• _DIRECTIONS_
Write only the number of lines in the data that contain the word "limit".
· · ·
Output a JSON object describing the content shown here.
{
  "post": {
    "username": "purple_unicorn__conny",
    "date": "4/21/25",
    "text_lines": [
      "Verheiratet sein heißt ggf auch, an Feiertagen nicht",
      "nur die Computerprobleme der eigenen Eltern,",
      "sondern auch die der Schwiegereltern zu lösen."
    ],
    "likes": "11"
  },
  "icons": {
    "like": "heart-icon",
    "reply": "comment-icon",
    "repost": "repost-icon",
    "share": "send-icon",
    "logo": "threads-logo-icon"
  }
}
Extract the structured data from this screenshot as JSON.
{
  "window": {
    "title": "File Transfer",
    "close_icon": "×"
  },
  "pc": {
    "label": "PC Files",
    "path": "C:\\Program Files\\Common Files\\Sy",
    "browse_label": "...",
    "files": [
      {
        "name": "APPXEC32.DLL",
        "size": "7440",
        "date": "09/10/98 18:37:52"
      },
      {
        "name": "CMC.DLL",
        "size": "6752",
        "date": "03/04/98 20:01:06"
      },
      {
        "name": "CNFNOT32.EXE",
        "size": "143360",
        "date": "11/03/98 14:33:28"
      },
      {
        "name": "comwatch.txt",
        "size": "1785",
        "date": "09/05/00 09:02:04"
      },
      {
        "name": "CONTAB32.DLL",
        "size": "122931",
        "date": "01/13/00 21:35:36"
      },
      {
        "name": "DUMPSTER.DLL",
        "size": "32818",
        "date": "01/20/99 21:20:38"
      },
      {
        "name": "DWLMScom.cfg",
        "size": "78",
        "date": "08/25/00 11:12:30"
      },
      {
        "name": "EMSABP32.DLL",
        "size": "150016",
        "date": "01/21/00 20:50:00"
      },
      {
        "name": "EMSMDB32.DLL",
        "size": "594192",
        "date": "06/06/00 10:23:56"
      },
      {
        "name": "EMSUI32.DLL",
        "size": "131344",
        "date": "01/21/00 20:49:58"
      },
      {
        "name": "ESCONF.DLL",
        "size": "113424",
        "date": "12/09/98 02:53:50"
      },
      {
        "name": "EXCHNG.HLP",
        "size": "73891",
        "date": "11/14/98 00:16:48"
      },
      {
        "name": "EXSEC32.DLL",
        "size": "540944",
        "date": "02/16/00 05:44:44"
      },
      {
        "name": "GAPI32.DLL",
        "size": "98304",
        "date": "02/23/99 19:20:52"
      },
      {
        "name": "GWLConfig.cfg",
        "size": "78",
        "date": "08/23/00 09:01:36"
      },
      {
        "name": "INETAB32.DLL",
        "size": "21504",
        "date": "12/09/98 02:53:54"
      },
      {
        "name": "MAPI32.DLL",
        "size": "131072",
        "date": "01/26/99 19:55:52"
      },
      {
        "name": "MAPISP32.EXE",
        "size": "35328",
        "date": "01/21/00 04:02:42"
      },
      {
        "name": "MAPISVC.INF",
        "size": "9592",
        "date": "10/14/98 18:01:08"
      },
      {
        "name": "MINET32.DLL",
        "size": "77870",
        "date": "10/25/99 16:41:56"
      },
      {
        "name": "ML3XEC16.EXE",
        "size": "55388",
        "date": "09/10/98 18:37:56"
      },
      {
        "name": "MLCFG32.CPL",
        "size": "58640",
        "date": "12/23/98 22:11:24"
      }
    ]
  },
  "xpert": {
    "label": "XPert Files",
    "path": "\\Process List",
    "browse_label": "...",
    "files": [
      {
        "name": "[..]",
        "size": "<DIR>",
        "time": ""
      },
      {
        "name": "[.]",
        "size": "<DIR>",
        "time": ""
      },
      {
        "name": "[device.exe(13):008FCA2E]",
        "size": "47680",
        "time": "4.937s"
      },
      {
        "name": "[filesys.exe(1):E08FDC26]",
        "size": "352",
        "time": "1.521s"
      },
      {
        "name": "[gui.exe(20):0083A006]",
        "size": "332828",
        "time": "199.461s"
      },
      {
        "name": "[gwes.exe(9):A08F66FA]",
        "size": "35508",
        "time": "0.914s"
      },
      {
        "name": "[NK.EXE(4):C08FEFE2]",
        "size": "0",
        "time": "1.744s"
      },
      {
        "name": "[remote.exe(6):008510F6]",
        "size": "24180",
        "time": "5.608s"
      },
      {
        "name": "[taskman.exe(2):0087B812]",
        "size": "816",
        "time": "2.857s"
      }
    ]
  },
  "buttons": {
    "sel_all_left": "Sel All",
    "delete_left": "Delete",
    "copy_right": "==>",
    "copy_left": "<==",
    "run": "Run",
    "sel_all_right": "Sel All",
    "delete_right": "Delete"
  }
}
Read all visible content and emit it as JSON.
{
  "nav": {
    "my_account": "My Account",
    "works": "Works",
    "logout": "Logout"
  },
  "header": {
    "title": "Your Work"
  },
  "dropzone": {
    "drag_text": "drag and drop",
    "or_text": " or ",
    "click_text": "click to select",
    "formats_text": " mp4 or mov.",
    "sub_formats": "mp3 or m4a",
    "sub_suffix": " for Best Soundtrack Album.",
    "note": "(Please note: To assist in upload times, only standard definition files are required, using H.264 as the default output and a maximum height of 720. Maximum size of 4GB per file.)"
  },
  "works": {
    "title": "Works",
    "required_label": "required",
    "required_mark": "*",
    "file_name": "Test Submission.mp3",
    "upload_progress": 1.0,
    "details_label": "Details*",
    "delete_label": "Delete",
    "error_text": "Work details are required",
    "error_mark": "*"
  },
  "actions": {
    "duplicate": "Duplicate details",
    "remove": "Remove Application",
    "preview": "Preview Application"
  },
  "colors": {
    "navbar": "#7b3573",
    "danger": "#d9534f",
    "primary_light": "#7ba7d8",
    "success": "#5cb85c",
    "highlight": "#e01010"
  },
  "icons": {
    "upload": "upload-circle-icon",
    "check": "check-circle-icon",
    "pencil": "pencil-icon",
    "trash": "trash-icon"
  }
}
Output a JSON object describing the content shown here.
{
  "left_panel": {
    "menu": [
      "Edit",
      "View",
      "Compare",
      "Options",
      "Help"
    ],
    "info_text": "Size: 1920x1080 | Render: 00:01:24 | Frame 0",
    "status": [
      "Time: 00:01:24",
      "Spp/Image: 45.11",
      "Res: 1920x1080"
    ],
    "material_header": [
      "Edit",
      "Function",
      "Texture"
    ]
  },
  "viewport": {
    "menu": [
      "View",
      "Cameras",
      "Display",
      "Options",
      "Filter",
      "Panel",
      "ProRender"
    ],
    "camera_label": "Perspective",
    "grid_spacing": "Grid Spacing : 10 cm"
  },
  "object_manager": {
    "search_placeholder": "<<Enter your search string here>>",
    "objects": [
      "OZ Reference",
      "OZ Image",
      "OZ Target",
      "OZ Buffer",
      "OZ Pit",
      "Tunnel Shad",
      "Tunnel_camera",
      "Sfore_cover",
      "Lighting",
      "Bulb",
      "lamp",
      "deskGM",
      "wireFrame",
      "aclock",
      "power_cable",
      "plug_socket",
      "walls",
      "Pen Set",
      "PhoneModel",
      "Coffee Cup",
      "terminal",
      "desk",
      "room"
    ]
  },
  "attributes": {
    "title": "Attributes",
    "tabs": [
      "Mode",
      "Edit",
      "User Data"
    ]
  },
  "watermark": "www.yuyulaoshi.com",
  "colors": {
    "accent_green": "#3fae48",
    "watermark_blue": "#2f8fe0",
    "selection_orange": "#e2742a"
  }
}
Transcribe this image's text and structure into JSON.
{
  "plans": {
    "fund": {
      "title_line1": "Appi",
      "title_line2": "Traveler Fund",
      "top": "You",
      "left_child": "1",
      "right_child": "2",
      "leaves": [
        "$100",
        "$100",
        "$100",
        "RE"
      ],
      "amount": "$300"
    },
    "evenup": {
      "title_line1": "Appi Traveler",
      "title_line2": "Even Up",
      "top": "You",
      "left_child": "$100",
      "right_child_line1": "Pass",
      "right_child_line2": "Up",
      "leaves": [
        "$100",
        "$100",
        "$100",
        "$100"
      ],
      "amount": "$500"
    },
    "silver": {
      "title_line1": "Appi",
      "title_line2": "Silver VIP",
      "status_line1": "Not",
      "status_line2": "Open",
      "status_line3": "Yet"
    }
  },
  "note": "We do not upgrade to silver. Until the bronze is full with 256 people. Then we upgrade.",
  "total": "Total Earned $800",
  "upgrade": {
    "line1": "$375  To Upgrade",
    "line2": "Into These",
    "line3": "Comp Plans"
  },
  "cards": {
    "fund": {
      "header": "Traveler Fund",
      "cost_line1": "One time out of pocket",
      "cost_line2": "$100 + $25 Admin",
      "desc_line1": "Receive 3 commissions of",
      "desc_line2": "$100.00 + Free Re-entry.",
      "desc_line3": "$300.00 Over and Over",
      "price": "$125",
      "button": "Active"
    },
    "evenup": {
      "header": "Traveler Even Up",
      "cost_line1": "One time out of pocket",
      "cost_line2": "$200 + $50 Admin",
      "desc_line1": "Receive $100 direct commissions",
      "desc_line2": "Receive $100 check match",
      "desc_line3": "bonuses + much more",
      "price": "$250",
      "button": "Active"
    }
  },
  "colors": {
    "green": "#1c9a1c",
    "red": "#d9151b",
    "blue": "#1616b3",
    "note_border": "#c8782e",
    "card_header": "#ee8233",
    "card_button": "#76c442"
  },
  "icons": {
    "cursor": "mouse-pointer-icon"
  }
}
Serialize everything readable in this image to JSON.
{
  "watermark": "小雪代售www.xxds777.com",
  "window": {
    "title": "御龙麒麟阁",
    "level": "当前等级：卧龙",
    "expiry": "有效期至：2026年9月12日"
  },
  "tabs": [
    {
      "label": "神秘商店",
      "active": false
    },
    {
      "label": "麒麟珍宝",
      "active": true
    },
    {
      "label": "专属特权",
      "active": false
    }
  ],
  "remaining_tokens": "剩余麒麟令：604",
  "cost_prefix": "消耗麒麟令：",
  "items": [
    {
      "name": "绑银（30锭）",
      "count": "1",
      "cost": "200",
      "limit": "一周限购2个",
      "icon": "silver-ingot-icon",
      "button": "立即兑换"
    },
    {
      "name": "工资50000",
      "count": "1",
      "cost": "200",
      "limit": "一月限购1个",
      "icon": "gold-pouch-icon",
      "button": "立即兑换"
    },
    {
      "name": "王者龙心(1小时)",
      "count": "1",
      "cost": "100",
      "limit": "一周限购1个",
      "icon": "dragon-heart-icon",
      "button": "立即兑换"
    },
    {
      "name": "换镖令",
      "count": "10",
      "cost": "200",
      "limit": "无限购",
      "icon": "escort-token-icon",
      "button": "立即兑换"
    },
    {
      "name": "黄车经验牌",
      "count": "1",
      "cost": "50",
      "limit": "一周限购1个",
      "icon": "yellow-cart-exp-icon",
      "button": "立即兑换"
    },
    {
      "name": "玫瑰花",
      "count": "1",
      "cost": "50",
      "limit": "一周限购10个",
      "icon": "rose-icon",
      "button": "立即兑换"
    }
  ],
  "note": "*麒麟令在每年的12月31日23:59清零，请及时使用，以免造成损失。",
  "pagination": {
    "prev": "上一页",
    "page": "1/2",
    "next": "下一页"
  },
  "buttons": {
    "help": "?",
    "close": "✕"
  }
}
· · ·
• _OUTPUT FOR THIS EXERCISE_
6